IMF doubts a proposed EU financial trading tax
The Director of the IMF's Fiscal Affairs Department Carlo Cottarelli.

The International Monetary Fund has asked eurozone countries to devise an alternative rule to the controversial financial transactions tax which many European Union member states have pledged to adopt in 2014.

According to an IMF official, the Washington-based lender believes that the proposed EU FTT could negatively impact transaction volumes, despite being designed to bolster public finances and discourage speculative trading.

Led by Germany and France, 11 EU member states are thrashing out the finer details of the FTT, which would be applied to equities, bonds and derivatives trades. However, financial transaction volumes have declined by 15% in France, where an FTT already exists.

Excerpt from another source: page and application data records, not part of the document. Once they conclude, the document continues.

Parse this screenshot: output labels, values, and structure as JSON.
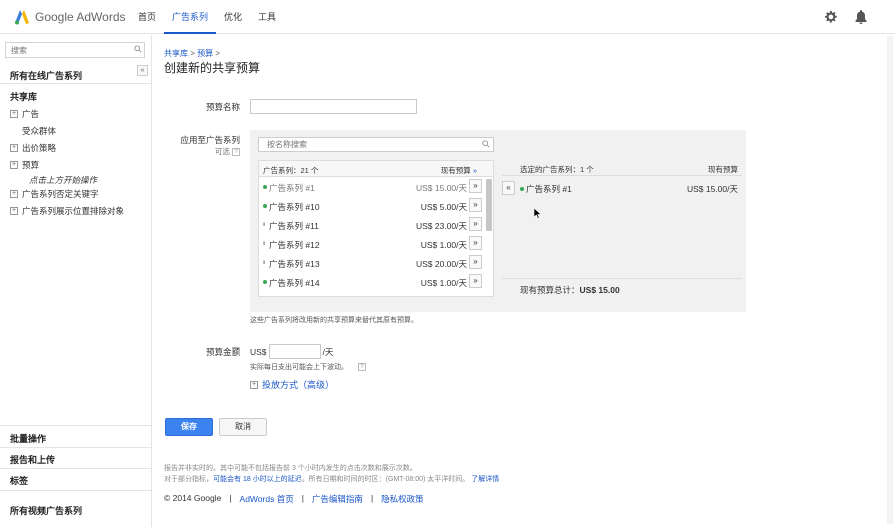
{
  "header": {
    "logo_google": "Google",
    "logo_adwords": "AdWords",
    "nav": [
      "首页",
      "广告系列",
      "优化",
      "工具"
    ],
    "active_nav": 1
  },
  "sidebar": {
    "search_placeholder": "搜索",
    "collapse": "«",
    "all_campaigns": "所有在线广告系列",
    "shared_library": "共享库",
    "items": [
      {
        "label": "广告",
        "expandable": true
      },
      {
        "label": "受众群体",
        "expandable": false
      },
      {
        "label": "出价策略",
        "expandable": true
      },
      {
        "label": "预算",
        "expandable": true
      },
      {
        "label": "点击上方开始操作",
        "hint": true
      },
      {
        "label": "广告系列否定关键字",
        "expandable": true
      },
      {
        "label": "广告系列展示位置排除对象",
        "expandable": true
      }
    ],
    "bulk_ops": "批量操作",
    "reports": "报告和上传",
    "labels": "标签",
    "all_video": "所有视频广告系列"
  },
  "main": {
    "breadcrumb": [
      "共享库",
      "预算"
    ],
    "breadcrumb_sep": ">",
    "title": "创建新的共享预算",
    "budget_name_label": "预算名称",
    "budget_name_value": "",
    "apply_label": "应用至广告系列",
    "optional": "可选",
    "help": "?",
    "apply_search_placeholder": "按名称搜索",
    "list_header_left": "广告系列：21 个",
    "list_header_right": "现有预算",
    "list_header_arrow": "»",
    "add_btn": "»",
    "campaigns": [
      {
        "name": "广告系列 #1",
        "amount": "US$ 15.00/天",
        "status": "active",
        "dim": true
      },
      {
        "name": "广告系列 #10",
        "amount": "US$ 5.00/天",
        "status": "active",
        "dim": false
      },
      {
        "name": "广告系列 #11",
        "amount": "US$ 23.00/天",
        "status": "paused",
        "dim": false
      },
      {
        "name": "广告系列 #12",
        "amount": "US$ 1.00/天",
        "status": "paused",
        "dim": false
      },
      {
        "name": "广告系列 #13",
        "amount": "US$ 20.00/天",
        "status": "paused",
        "dim": false
      },
      {
        "name": "广告系列 #14",
        "amount": "US$ 1.00/天",
        "status": "active",
        "dim": false
      }
    ],
    "selected_header_left": "选定的广告系列：1 个",
    "selected_header_right": "现有预算",
    "remove_btn": "«",
    "selected": {
      "name": "广告系列 #1",
      "amount": "US$ 15.00/天"
    },
    "total_label": "现有预算总计：",
    "total_value": "US$ 15.00",
    "apply_note": "这些广告系列将改用新的共享预算来替代其原有预算。",
    "budget_amount_label": "预算金额",
    "currency": "US$",
    "budget_amount_value": "",
    "per_day": "/天",
    "budget_note": "实际每日支出可能会上下波动。",
    "delivery": "投放方式（高级）",
    "save": "保存",
    "cancel": "取消",
    "footnote1": "报告并非实时的。其中可能不包括报告前 3 个小时内发生的点击次数和展示次数。",
    "footnote2_a": "对于部分指标，",
    "footnote2_link": "可能会有 18 小时以上的延迟",
    "footnote2_b": "。所有日期和时间的时区：(GMT-08:00) 太平洋时间。",
    "footnote2_more": "了解详情",
    "footer_copy": "© 2014 Google",
    "footer_links": [
      "AdWords 首页",
      "广告编辑指南",
      "隐私权政策"
    ],
    "footer_sep": "|"
  },
  "colors": {
    "accent": "#1a57c9",
    "save": "#3d83f0",
    "active_dot": "#3aa757"
  }
}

"According to the IMF there are other levies that could be better than the FTT," said Carlo Cottarelli, head of the International Monetary Fund's fiscal affairs division said at conference in Milan, on 15 June.

"A tax on transactions, in general, is not so sensible, it is something old-fashioned", he said, adding that a charge on bank assets would be more efficient and that there is no evidence that the levy reduces the volatility of trading.

"Even if in Italy and France, financial trading taxes have a low tax rate, [but] there is evidence that the volume of transactions fell following the introduction [of this rule]."

Cottarelli also said that France's experience could serve as a model for introducing a levy on high-frequency-trading, which would find greater acceptance from market participants.

Concerns Mount Over FTT

In January this year, EU finance ministers paved the way for 11 eurozone countries to design a FTT, which will effect equities, bonds and derivatives trades.

It is expected that a stock or bond trade will receive a 0.1% tax rate, while a financial derivatives contract will receive a charge of 0.01% for every transaction. This applies if one of the trading parties is located in the EU.

The plan is similar in style to a so-called 'Tobin Tax', named after the economist James Tobin who originally conceived the idea in 1972 to apply to currency trading. Other adoptees to the proposal include Italy, Spain, Austria, Portugal, Belgium, Estonia, Greece, Slovakia and Slovenia.

Since the initial agreement, EU's tax chief, Algirdas Semeta, has hinted that the region may scale down the severity of the proposed levy in a bid to ease market fears that the scheme would backfire.

In April, Britain initiated legal proceedings against the EU FTT. Lawmakers claim that Britain would be forced to pay billions more in borrowing costs as a result of the planned tax, even if it does not sign up to the controversial plan.

According to a London Economics study commissioned by the City of London Corporation, the repercussions of 11 eurozone nations implementing the EU FTT could lead to a £4bn (€4.7bn, $6bn) rise in the cost of issuing UK debt.

The study adds that the cost of firms raising capital will increase by 100 basis points or more in member states that do not subscribe to the tax because of a reliance on debt capital markets.